Notwithstanding the controversial policy of encouraging defections, KCR won with more convincing margin. Even the defected legislators were re-elected in 2018 Assembly elections, thus giving a stamp of approval for political defections. The electoral mandate clearly reveals that the people of Telangana have not taken the defections and the criticism around it not so seriously . There is a reason for this. No political party has the moral authority to questions KCR on defections. The congress is the creator of such a political culture. The grand old party is known for destabilising the rival party governments through defections. The Congress while in power encouraged defections from TRS , TDP etc. The TDP which questions KCR in Telangana strangely does the same in Andhra Pradesh where it is in power, in a more unabashed manner. Thus, the people seem to be not taking seriously this dirty political game.
Thus , KCR is motivated by the nature of political mandate to repeat the operation Aakarsh in his second innings too. He has more than required majority now. The TRS won 88 seats and its tally rose to 90 with two independents joining the ruling party. It has the support of seven MIM legislators taking the total support in 119 member Assembly to 97. Yet, the defections from Congress, TDP continue unabated. Ina bid to subvert the anti defections all, the TRS is targeting maximum number of Congress legislators so that it can provoke the provisions of the same law to claim that the Congress Legislature party merged with TRS, a mockery of the tenth schedule of the Constitution of India.
The objective of encouraging defections even after having more than convincing support in the legislature is to decimate the opposition . The TRS has a long term strategy of crippling the opposition so that it will not have any political dissent. The media is already servile to party in power not just in Telangana, elsewhere too in Indian democracy . The civil society is co-opted into the power apparatus. Thus with weakening of political opposition, the ruling party can completely choke the dissent. The immediate objective would be to sweep the Loksabha elections so that KCR can have leverage in national politics. The TRS could establish a winnable margin in as many as 14 out of 17 Loksabha segments during the recent Assembly polls except Khammam and Mahabubabad. The maximum defections are taking place in these two Loksabha segments revealing the short term objective of the defections .
The TRS also suspects that its MPs may also join Congress if denied re-nomination. Already K Visweshwar Reddy defected to Congress. The TRS through these defections is pre-empting any possible strike on it by the opposition.

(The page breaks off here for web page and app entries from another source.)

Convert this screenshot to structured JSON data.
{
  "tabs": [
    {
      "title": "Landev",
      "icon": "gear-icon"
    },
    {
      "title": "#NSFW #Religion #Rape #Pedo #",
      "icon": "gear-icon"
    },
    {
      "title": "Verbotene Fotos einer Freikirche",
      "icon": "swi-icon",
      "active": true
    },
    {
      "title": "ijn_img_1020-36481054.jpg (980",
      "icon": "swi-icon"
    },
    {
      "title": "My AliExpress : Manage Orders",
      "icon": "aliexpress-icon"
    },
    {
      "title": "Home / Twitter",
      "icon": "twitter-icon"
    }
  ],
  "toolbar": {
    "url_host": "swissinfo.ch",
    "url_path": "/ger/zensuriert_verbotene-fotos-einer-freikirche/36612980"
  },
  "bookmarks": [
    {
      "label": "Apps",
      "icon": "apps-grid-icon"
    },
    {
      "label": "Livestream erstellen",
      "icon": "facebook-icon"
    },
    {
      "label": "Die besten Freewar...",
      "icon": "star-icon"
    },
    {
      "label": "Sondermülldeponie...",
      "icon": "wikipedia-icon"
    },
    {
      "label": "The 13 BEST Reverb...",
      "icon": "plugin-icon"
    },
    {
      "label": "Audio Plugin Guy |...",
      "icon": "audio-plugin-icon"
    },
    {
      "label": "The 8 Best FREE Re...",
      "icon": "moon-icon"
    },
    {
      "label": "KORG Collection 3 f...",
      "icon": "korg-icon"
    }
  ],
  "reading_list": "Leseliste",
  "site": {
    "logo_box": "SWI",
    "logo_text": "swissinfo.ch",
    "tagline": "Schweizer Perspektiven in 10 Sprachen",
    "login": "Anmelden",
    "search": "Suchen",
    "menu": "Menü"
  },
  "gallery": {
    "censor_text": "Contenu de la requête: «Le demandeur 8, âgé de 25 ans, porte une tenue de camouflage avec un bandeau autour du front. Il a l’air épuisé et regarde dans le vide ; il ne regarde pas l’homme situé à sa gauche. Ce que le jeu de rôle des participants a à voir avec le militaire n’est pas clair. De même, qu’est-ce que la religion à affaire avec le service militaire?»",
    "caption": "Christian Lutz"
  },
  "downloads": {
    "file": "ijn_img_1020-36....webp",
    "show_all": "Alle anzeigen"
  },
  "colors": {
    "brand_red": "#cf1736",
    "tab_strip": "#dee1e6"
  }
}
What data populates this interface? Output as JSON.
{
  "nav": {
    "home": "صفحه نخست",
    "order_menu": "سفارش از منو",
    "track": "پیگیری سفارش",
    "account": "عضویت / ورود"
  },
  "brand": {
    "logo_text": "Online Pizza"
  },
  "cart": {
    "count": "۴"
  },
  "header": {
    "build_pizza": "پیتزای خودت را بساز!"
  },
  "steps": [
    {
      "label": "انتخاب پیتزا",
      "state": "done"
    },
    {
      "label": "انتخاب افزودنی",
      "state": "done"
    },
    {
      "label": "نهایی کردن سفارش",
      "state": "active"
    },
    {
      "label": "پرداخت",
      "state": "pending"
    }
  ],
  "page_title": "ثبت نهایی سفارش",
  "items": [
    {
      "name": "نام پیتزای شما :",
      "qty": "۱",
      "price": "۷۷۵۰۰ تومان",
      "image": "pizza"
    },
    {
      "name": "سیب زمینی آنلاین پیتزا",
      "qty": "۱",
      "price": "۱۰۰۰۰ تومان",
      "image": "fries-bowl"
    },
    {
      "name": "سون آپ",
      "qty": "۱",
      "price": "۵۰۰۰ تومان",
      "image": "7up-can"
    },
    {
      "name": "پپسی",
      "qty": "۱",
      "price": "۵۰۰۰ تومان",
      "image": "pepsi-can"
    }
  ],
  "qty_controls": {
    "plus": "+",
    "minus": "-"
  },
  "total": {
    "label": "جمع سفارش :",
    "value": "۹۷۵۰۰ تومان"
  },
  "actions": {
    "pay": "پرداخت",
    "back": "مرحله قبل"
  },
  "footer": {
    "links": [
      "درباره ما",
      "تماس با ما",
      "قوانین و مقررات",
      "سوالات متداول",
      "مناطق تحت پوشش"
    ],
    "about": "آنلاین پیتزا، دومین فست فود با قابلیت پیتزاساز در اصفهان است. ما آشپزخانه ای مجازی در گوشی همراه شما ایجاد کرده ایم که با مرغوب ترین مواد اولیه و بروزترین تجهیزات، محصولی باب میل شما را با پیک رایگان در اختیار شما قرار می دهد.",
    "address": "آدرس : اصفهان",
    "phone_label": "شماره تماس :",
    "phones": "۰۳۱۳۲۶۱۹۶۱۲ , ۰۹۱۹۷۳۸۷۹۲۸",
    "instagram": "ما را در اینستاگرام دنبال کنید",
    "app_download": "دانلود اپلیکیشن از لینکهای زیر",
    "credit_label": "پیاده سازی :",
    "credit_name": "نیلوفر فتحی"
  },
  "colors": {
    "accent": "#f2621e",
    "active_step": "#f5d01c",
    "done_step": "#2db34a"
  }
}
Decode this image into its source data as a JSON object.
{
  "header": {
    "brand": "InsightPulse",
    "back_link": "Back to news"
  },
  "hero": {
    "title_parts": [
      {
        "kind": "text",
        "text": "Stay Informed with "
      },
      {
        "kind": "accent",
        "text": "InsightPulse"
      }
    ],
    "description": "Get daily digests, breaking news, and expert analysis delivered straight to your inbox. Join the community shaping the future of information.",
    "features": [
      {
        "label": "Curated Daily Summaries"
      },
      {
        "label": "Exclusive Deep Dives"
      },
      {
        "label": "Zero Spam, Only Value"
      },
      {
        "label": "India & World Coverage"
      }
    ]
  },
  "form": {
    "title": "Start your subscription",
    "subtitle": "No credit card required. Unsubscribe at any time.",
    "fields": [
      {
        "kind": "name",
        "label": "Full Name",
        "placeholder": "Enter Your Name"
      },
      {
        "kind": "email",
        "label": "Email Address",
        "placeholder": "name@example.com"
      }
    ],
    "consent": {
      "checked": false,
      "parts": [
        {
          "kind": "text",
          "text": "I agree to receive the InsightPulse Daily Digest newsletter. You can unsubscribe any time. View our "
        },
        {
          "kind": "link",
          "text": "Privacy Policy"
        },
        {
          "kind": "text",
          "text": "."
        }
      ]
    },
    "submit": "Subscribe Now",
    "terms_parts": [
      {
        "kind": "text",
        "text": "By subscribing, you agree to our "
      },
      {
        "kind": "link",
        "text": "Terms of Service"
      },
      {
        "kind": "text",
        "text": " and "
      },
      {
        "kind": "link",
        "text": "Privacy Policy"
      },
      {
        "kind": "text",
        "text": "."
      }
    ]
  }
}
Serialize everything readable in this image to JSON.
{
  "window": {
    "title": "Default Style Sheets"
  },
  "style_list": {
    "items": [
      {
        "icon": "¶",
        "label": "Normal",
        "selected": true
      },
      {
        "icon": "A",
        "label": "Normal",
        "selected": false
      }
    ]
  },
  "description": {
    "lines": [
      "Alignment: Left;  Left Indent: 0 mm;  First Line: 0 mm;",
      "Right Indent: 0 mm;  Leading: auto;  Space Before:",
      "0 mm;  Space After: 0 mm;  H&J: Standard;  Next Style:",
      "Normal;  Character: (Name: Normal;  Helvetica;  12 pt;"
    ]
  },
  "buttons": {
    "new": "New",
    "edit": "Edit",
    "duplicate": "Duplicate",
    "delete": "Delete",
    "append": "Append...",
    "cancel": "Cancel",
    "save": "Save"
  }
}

( Prof.K. Nageshwar is India’s noted political analyst. He is a former member of the Telangana Legislative Council and professor in the Department of Communication & Journalism, Osmania University, Hyderabad, India